The continuing spread of Ebola has become the most prominent global threat. The number of Ebola cases reported in the current outbreak topped 10,000, with the death toll rising to 4,922. Although three West African countries have suffered the most, the disease has already popped up in the U.S. and Spain. According to a warning issued by the World Health Organization, it was a matter of time before the Ebola pandemic ravaged the world if no effective measures were taken. The World Bank Group recently released a report saying the financial impact of Ebola could reach 32.6 billion dollars by the end of 2015.
Ebola has become a significant issue in U.S. domestic politics, as well as foreign policy, with a need for strong international cooperation. The U.S., which suffered its first Ebola fatality, is also threatened by the disease. Four cases are under control while another three people are being treated, but the Ebola panic has gradually gripped the country. Ebola even emerged as a hot-button issue in the run-up to the November 4 midterm elections. President Obama declared the Ebola outbreak a “national security priority”, boosted medical aid to West Africa, sent 3,000 troops to Liberia and proposed a plan of spending up to 1 billion dollar fighting Ebola.

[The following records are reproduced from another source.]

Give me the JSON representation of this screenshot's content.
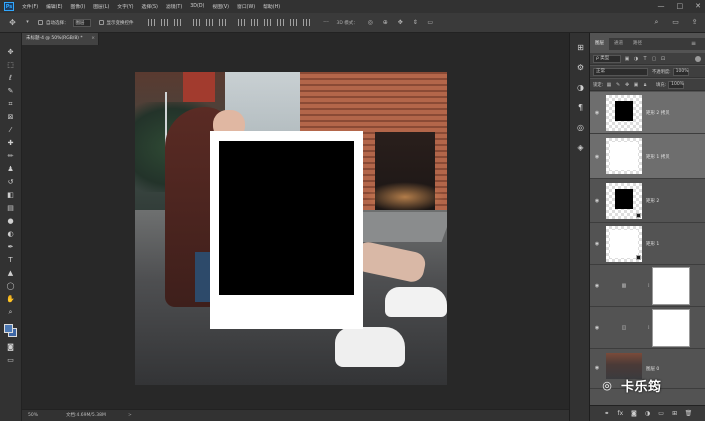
{
  "menu": {
    "logo": "Ps",
    "items": [
      "文件(F)",
      "编辑(E)",
      "图像(I)",
      "图层(L)",
      "文字(Y)",
      "选择(S)",
      "滤镜(T)",
      "3D(D)",
      "视图(V)",
      "窗口(W)",
      "帮助(H)"
    ],
    "window_controls": [
      "—",
      "□",
      "✕"
    ]
  },
  "options": {
    "auto_select_label": "自动选择：",
    "auto_select_value": "图层",
    "transform_label": "显示变换控件",
    "mode_3d": "3D 模式："
  },
  "document": {
    "tab_title": "未标题-4 @ 50%(RGB/8) *",
    "tab_close": "×",
    "zoom": "50%",
    "doc_info": "文档:4.69M/5.38M",
    "status_arrow": ">"
  },
  "panel": {
    "tabs": [
      "图层",
      "通道",
      "路径"
    ],
    "active_tab": "图层",
    "menu_icon": "≡",
    "filter_kind": "ρ 类型",
    "blend_mode": "正常",
    "opacity_label": "不透明度:",
    "opacity_value": "100%",
    "lock_label": "锁定:",
    "fill_label": "填充:",
    "fill_value": "100%",
    "layers": [
      {
        "name": "矩形 2 拷贝",
        "thumb": "black",
        "selected": true,
        "clipped": false
      },
      {
        "name": "矩形 1 拷贝",
        "thumb": "white",
        "selected": true,
        "clipped": false
      },
      {
        "name": "矩形 2",
        "thumb": "black",
        "selected": false,
        "clipped": true
      },
      {
        "name": "矩形 1",
        "thumb": "white",
        "selected": false,
        "clipped": true
      },
      {
        "name": "",
        "thumb": "adjustment",
        "selected": false,
        "clipped": false
      },
      {
        "name": "",
        "thumb": "adjustment",
        "selected": false,
        "clipped": false
      },
      {
        "name": "图层 0",
        "thumb": "photo",
        "selected": false,
        "clipped": false
      }
    ]
  },
  "watermark": {
    "text": "卡乐筠"
  },
  "colors": {
    "foreground": "#4d79b4",
    "background": "#3e67a6",
    "accent": "#31a8ff"
  }
}
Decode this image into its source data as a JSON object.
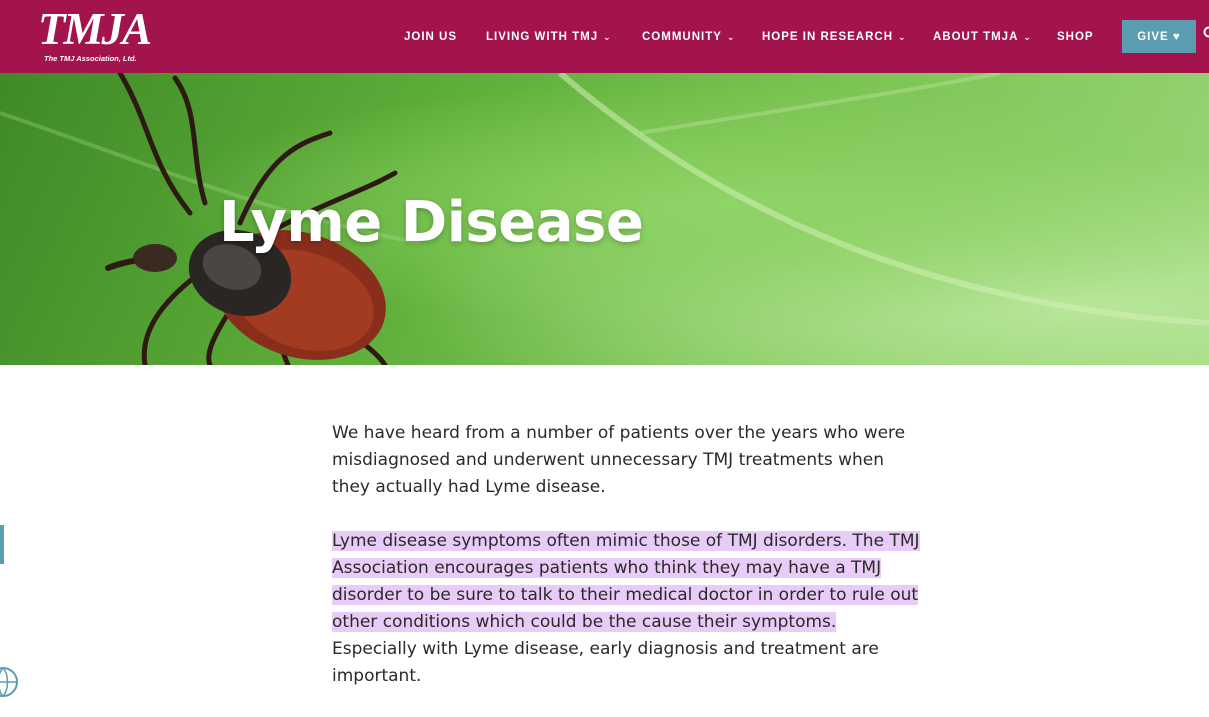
{
  "brand": {
    "logo_text": "TMJA",
    "logo_subtext": "The TMJ Association, Ltd."
  },
  "nav": {
    "items": [
      {
        "label": "JOIN US"
      },
      {
        "label": "LIVING WITH TMJ"
      },
      {
        "label": "COMMUNITY"
      },
      {
        "label": "HOPE IN RESEARCH"
      },
      {
        "label": "ABOUT TMJA"
      },
      {
        "label": "SHOP"
      }
    ],
    "give_label": "GIVE ♥"
  },
  "hero": {
    "title": "Lyme Disease"
  },
  "content": {
    "paragraph1": "We have heard from a number of patients over the years who were misdiagnosed and underwent unnecessary TMJ treatments when they actually had Lyme disease.",
    "paragraph2_highlight": "Lyme disease symptoms often mimic those of TMJ disorders. The TMJ Association encourages patients who think they may have a TMJ disorder to be sure to talk to their medical doctor in order to rule out other conditions which could be the cause their symptoms.",
    "paragraph2_rest": " Especially with Lyme disease, early diagnosis and treatment are important."
  },
  "colors": {
    "header_bg": "#a3134e",
    "accent": "#5a9db0",
    "highlight": "#e8cbf7"
  },
  "icons": [
    "chevron-down-icon",
    "heart-icon",
    "search-icon",
    "globe-icon"
  ]
}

Fighting Ebola also affects China’s national security, interests and image. China and Africa have witnessed a large increase in people-to-people contacts and exchanges. On the one hand, China feels the agony of its African friends and, as a responsible power, will not sit idle. On the other hand, with the wider spread of Ebola, China is also at a serious risk from an Ebola outbreak and thus has the internal momentum to safeguard its national security. China has already sent three rounds of aid to Ebola-stricken countries in April, August and September this year for a total of 234 million yuan. On October 24, Chinese President Xi Jinping announced that China would provide a fourth-round of emergency aid valued at 500 million yuan to African countries for fighting Ebola.
Cooperation between China and the U.S. is necessary, and will also become a tangible reflection of the new type of great power relations. With great influence in the world, both countries have the funds, technology, medical devices and experience needed to fight Ebola. The two countries’ advantages are complementary, which does not only increase the efficiency of the aid, but can also shore up the confidence of the international community. It is obvious that China-U.S. relations in the past year were disrupted by third party factors. Disputes over the South China Sea and East China Sea have worsened the diplomatic climate. Both countries are aware of the importance of China-U.S. relations, which has already gone beyond bilateral dimension and influenced trends in international relations. However, the foundation of China-U.S. cooperation seems a little shaky. China has started its economic transformation while the U.S. has actively promoted its manufacturing, making the two sides less complementary but more competitive; the U.S. has pivoted its strategic priority from anti-terrorism to Asia-Pacific affairs, reducing bilateral cooperation on fighting terrorism while intensifying the geopolitical competition. Building up cooperation has become the most important concern for the two countries. Strategists on both sides have realized that the development of China-U.S. relations in the new era should be motivated by jointly tackling global issues, such as climate change, nuclear nonproliferation and cyber security.
Fighting Ebola should be one of the new areas in which China and the U.S. cooperate with each other. Both countries should maintain the security and development of Africa. The practical actions will prove that third party factors can serve as sources in generating momentum to boom China-U.S. relations and realize a new type of great power relations. The upcoming APEC meetings will provide a new opportunity for bilateral cooperation. Specifically speaking, China and the U.S. could cooperate in the following fields.
First, China and the U.S. should make a joint effort to provide finances, expertise, equipment and experience support to Africa. China could make use of its advantage in infrastructure and equipment manufacturing while the US could provide relevant know-how. China and the U.S. should expand cooperation in public health. The West should be more open-minded towards Chinese medical experience and Chinese pharmaceutical products. It is advisable that both sides strengthen bio-technological exchanges and jointly develop a new vaccine.
Secondly, China and the U.S. should increase cooperation efforts under the framework of international and regional organizations. Both sides should give more support to work by the World Health Organization, African Union and Economic Community of West African States and to provide necessary economic and political support, to help them play a leading role in the fight against Ebola, to improve cooperation framework in international and regional public health management and to provide long-term support to public health development in Africa.
Thirdly, China and the U.S. could consider setting up an ad hoc working group and establishing a new cooperation framework in bilateral public health exchange. At present, although China and the U.S. have had extensive and full-fledged cooperation in education, culture and the like, cooperation in technology and health is yet to be improved. It is advisable that bilateral cooperation in this area be strengthened and incorporated under the framework of China-U.S. People-to-People Exchange.
Fourthly, China and US should promote their experiences in fighting epidemics, such as China’s fight against SARS and U.S. against Ebola and jointly promote Nigeria and other countries’ success story in fighting against Ebola. China and the U.S. could set an example for international cooperation in fighting epidemics and call on developed and developing countries alike to cooperate. Both sides should encourage participation from businesses and society, and in the meantime disseminate knowledge about preventing epidemics like Ebola among the public so as to avoid panic in Africa and the world at large.